### Problem statement
For each line below that contains the string "tears", copy that line.

### Dataset
# # #
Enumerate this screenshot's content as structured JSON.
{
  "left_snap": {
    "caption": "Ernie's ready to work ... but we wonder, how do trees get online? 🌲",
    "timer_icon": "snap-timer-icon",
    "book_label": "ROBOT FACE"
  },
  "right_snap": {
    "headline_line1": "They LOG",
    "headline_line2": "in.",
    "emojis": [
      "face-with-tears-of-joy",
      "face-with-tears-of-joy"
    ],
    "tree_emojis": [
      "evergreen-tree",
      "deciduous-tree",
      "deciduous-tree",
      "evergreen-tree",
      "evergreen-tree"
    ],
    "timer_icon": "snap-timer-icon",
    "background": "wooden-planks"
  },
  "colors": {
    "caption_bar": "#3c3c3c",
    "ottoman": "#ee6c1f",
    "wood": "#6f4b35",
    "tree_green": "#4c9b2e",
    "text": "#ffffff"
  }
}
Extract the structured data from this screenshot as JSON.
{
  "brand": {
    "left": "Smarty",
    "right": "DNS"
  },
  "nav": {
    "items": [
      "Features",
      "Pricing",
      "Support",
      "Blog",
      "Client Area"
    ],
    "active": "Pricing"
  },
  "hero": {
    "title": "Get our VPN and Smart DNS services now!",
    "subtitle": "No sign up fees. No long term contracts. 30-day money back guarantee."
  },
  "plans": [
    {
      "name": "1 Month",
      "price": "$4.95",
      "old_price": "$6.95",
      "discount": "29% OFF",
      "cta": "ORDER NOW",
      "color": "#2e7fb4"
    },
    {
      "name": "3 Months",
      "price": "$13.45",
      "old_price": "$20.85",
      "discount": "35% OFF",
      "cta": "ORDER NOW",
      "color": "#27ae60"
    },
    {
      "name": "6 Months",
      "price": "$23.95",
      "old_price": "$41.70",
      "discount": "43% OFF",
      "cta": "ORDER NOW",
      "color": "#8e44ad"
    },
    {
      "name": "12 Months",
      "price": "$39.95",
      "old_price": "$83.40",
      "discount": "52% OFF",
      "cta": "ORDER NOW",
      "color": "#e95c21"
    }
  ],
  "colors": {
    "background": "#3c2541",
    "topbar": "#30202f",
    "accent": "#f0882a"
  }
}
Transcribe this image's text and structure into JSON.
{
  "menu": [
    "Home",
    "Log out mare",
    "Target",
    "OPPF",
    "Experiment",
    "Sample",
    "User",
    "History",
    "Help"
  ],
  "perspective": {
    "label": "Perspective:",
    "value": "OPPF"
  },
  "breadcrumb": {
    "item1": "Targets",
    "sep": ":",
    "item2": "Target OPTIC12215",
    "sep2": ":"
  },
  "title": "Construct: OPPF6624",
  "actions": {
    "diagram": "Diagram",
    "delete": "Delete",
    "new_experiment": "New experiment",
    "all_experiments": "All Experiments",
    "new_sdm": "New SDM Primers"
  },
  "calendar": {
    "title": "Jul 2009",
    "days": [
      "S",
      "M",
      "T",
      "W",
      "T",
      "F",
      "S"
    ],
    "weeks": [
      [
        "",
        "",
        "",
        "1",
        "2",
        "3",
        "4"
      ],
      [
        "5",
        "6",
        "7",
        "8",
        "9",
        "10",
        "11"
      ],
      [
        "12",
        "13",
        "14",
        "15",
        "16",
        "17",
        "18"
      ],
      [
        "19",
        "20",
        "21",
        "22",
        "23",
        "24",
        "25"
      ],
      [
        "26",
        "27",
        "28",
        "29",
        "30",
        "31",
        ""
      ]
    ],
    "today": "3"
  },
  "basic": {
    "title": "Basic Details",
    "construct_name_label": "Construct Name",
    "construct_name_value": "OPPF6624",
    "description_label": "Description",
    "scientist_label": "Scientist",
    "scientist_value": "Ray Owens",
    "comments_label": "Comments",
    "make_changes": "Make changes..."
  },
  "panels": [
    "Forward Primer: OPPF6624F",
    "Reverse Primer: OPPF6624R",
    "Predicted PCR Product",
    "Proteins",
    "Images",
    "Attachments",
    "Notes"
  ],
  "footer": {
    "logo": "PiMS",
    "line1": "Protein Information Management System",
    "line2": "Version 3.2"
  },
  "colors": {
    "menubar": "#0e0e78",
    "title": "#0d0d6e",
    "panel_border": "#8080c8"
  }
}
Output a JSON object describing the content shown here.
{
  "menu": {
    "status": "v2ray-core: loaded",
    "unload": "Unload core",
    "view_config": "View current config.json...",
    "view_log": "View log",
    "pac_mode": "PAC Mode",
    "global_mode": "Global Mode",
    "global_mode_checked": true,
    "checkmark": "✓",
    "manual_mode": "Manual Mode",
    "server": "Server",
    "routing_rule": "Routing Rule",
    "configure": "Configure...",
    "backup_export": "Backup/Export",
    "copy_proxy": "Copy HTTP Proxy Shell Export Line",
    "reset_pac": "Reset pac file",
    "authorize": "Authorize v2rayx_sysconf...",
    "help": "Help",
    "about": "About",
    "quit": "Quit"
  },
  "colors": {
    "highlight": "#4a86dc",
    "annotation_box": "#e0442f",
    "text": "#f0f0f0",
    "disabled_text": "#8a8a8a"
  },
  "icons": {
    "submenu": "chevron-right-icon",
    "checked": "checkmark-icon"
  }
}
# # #
### Answer for the task
      "face-with-tears-of-joy",
      "face-with-tears-of-joy"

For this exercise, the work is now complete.